→ **Task statement**
From the first line to the last, output the entries exactly.

→ **Provided entries**
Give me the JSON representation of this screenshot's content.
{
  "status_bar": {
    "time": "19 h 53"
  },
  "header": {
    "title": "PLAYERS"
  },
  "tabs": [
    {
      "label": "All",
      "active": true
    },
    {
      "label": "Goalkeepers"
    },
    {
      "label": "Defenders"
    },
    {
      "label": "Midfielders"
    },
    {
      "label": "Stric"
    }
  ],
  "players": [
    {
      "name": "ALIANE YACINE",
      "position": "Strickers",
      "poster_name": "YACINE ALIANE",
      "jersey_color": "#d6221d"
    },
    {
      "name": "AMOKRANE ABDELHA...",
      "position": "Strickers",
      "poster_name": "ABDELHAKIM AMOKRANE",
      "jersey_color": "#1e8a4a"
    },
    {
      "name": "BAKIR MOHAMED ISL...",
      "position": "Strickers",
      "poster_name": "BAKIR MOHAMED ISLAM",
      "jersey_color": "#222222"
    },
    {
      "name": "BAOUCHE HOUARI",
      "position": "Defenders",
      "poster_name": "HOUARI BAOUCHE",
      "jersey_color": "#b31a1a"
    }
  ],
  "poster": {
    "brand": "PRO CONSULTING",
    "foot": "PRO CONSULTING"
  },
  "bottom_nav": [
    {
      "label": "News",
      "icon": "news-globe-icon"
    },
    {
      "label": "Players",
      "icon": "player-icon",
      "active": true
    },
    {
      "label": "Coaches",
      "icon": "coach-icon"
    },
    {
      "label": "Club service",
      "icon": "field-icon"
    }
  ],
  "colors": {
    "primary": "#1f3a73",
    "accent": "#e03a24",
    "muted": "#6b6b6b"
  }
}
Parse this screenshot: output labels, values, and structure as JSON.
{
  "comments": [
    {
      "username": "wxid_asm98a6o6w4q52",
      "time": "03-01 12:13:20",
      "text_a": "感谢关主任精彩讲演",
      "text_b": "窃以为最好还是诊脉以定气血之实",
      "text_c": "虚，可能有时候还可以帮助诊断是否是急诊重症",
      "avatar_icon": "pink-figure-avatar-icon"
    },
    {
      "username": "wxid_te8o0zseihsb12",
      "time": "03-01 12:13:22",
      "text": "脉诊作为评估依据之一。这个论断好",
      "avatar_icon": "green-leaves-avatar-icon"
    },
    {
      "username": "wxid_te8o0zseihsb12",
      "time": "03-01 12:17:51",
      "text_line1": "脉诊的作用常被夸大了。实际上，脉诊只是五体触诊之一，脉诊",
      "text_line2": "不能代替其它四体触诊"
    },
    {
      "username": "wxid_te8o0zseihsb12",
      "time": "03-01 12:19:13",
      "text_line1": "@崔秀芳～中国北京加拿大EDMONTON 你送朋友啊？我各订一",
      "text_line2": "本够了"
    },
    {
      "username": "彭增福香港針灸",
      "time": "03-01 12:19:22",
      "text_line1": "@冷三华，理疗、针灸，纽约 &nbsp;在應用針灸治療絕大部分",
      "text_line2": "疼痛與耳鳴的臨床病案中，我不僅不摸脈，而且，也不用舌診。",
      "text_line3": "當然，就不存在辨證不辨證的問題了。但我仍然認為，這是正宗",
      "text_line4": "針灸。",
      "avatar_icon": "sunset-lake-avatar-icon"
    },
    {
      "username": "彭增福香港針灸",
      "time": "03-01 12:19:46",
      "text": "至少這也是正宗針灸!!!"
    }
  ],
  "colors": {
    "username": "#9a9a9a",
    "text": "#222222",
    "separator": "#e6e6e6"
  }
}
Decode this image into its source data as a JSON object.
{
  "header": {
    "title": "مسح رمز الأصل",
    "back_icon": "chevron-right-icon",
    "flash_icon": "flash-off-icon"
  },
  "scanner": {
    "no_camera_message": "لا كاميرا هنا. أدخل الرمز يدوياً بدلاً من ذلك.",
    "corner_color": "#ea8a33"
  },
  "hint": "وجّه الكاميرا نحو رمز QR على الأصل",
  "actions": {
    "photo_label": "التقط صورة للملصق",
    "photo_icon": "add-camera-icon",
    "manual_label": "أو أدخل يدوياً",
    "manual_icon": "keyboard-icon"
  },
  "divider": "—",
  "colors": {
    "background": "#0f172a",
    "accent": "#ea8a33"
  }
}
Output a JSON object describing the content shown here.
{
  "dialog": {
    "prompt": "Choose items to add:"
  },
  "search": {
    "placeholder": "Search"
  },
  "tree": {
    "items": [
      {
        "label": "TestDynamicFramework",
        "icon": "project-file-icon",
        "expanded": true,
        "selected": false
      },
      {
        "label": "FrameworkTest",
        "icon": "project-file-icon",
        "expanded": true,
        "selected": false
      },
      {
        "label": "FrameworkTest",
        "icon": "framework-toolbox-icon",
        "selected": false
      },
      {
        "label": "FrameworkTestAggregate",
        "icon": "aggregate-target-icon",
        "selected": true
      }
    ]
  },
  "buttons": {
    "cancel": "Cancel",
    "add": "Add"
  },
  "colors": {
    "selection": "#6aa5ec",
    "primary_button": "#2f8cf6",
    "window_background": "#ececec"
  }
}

→ **Reply to the exercise**
Give me the JSON representation of this screenshot's content.
{
  "status_bar": {
    "time": "19 h 53"
  },
  "header": {
    "title": "PLAYERS"
  },
  "tabs": [
    {
      "label": "All",
      "active": true
    },
    {
      "label": "Goalkeepers"
    },
    {
      "label": "Defenders"
    },
    {
      "label": "Midfielders"
    },
    {
      "label": "Stric"
    }
  ],
  "players": [
    {
      "name": "ALIANE YACINE",
      "position": "Strickers",
      "poster_name": "YACINE ALIANE",
      "jersey_color": "#d6221d"
    },
    {
      "name": "AMOKRANE ABDELHA...",
      "position": "Strickers",
      "poster_name": "ABDELHAKIM AMOKRANE",
      "jersey_color": "#1e8a4a"
    },
    {
      "name": "BAKIR MOHAMED ISL...",
      "position": "Strickers",
      "poster_name": "BAKIR MOHAMED ISLAM",
      "jersey_color": "#222222"
    },
    {
      "name": "BAOUCHE HOUARI",
      "position": "Defenders",
      "poster_name": "HOUARI BAOUCHE",
      "jersey_color": "#b31a1a"
    }
  ],
  "poster": {
    "brand": "PRO CONSULTING",
    "foot": "PRO CONSULTING"
  },
  "bottom_nav": [
    {
      "label": "News",
      "icon": "news-globe-icon"
    },
    {
      "label": "Players",
      "icon": "player-icon",
      "active": true
    },
    {
      "label": "Coaches",
      "icon": "coach-icon"
    },
    {
      "label": "Club service",
      "icon": "field-icon"
    }
  ],
  "colors": {
    "primary": "#1f3a73",
    "accent": "#e03a24",
    "muted": "#6b6b6b"
  }
}
Parse this screenshot: output labels, values, and structure as JSON.
{
  "comments": [
    {
      "username": "wxid_asm98a6o6w4q52",
      "time": "03-01 12:13:20",
      "text_a": "感谢关主任精彩讲演",
      "text_b": "窃以为最好还是诊脉以定气血之实",
      "text_c": "虚，可能有时候还可以帮助诊断是否是急诊重症",
      "avatar_icon": "pink-figure-avatar-icon"
    },
    {
      "username": "wxid_te8o0zseihsb12",
      "time": "03-01 12:13:22",
      "text": "脉诊作为评估依据之一。这个论断好",
      "avatar_icon": "green-leaves-avatar-icon"
    },
    {
      "username": "wxid_te8o0zseihsb12",
      "time": "03-01 12:17:51",
      "text_line1": "脉诊的作用常被夸大了。实际上，脉诊只是五体触诊之一，脉诊",
      "text_line2": "不能代替其它四体触诊"
    },
    {
      "username": "wxid_te8o0zseihsb12",
      "time": "03-01 12:19:13",
      "text_line1": "@崔秀芳～中国北京加拿大EDMONTON 你送朋友啊？我各订一",
      "text_line2": "本够了"
    },
    {
      "username": "彭增福香港針灸",
      "time": "03-01 12:19:22",
      "text_line1": "@冷三华，理疗、针灸，纽约 &nbsp;在應用針灸治療絕大部分",
      "text_line2": "疼痛與耳鳴的臨床病案中，我不僅不摸脈，而且，也不用舌診。",
      "text_line3": "當然，就不存在辨證不辨證的問題了。但我仍然認為，這是正宗",
      "text_line4": "針灸。",
      "avatar_icon": "sunset-lake-avatar-icon"
    },
    {
      "username": "彭增福香港針灸",
      "time": "03-01 12:19:46",
      "text": "至少這也是正宗針灸!!!"
    }
  ],
  "colors": {
    "username": "#9a9a9a",
    "text": "#222222",
    "separator": "#e6e6e6"
  }
}
Decode this image into its source data as a JSON object.
{
  "header": {
    "title": "مسح رمز الأصل",
    "back_icon": "chevron-right-icon",
    "flash_icon": "flash-off-icon"
  },
  "scanner": {
    "no_camera_message": "لا كاميرا هنا. أدخل الرمز يدوياً بدلاً من ذلك.",
    "corner_color": "#ea8a33"
  },
  "hint": "وجّه الكاميرا نحو رمز QR على الأصل",
  "actions": {
    "photo_label": "التقط صورة للملصق",
    "photo_icon": "add-camera-icon",
    "manual_label": "أو أدخل يدوياً",
    "manual_icon": "keyboard-icon"
  },
  "divider": "—",
  "colors": {
    "background": "#0f172a",
    "accent": "#ea8a33"
  }
}
Output a JSON object describing the content shown here.
{
  "dialog": {
    "prompt": "Choose items to add:"
  },
  "search": {
    "placeholder": "Search"
  },
  "tree": {
    "items": [
      {
        "label": "TestDynamicFramework",
        "icon": "project-file-icon",
        "expanded": true,
        "selected": false
      },
      {
        "label": "FrameworkTest",
        "icon": "project-file-icon",
        "expanded": true,
        "selected": false
      },
      {
        "label": "FrameworkTest",
        "icon": "framework-toolbox-icon",
        "selected": false
      },
      {
        "label": "FrameworkTestAggregate",
        "icon": "aggregate-target-icon",
        "selected": true
      }
    ]
  },
  "buttons": {
    "cancel": "Cancel",
    "add": "Add"
  },
  "colors": {
    "selection": "#6aa5ec",
    "primary_button": "#2f8cf6",
    "window_background": "#ececec"
  }
}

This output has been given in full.